Material supplied
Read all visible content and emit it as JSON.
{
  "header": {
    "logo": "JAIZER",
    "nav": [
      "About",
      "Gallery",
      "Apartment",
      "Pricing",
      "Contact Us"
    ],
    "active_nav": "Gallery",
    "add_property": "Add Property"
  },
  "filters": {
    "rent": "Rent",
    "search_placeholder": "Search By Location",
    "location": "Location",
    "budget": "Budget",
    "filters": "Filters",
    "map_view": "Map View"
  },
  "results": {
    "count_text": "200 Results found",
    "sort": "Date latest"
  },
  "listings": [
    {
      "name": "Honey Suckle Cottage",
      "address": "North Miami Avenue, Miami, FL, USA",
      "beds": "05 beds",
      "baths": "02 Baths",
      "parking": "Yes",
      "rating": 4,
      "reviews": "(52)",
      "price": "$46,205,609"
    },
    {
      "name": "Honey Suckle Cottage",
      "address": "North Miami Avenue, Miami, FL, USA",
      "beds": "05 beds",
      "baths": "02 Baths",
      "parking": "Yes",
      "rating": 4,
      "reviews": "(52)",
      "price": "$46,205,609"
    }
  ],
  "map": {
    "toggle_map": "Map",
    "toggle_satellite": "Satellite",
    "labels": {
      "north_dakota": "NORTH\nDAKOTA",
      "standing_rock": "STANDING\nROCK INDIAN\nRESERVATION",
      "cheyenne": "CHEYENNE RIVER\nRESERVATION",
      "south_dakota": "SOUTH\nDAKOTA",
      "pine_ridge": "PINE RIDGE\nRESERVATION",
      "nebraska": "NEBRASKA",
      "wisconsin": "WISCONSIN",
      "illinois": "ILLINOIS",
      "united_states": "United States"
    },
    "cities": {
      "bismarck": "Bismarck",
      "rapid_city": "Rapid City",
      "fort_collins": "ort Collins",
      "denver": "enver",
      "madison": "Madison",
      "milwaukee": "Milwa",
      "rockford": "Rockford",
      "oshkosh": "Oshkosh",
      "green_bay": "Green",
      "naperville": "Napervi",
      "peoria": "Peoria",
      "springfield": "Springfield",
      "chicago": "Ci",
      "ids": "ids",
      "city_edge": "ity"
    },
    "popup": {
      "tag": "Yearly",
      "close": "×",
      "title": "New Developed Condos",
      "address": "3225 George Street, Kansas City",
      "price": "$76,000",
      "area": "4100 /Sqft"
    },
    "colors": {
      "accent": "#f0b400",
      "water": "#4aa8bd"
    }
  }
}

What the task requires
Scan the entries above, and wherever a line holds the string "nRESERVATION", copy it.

Response area
      "standing_rock": "STANDING\nROCK INDIAN\nRESERVATION",
      "cheyenne": "CHEYENNE RIVER\nRESERVATION",
      "pine_ridge": "PINE RIDGE\nRESERVATION",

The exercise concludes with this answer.